__Directions for this task__
Whatever appears in the records, write it out again exactly.

__Input for this task__
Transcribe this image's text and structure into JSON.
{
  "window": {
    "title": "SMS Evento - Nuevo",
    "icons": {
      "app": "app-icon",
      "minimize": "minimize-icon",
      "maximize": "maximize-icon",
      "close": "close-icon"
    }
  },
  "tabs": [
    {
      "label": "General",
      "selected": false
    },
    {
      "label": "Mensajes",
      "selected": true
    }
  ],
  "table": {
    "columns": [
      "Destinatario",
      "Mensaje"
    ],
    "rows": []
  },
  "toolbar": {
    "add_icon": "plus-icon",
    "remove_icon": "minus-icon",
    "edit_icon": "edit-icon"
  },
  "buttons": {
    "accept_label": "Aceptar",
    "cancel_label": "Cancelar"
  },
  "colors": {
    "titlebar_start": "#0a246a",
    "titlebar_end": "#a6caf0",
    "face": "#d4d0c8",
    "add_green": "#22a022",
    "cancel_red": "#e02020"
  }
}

__Your response__
Transcribe this image's text and structure into JSON.
{
  "window": {
    "title": "SMS Evento - Nuevo",
    "icons": {
      "app": "app-icon",
      "minimize": "minimize-icon",
      "maximize": "maximize-icon",
      "close": "close-icon"
    }
  },
  "tabs": [
    {
      "label": "General",
      "selected": false
    },
    {
      "label": "Mensajes",
      "selected": true
    }
  ],
  "table": {
    "columns": [
      "Destinatario",
      "Mensaje"
    ],
    "rows": []
  },
  "toolbar": {
    "add_icon": "plus-icon",
    "remove_icon": "minus-icon",
    "edit_icon": "edit-icon"
  },
  "buttons": {
    "accept_label": "Aceptar",
    "cancel_label": "Cancelar"
  },
  "colors": {
    "titlebar_start": "#0a246a",
    "titlebar_end": "#a6caf0",
    "face": "#d4d0c8",
    "add_green": "#22a022",
    "cancel_red": "#e02020"
  }
}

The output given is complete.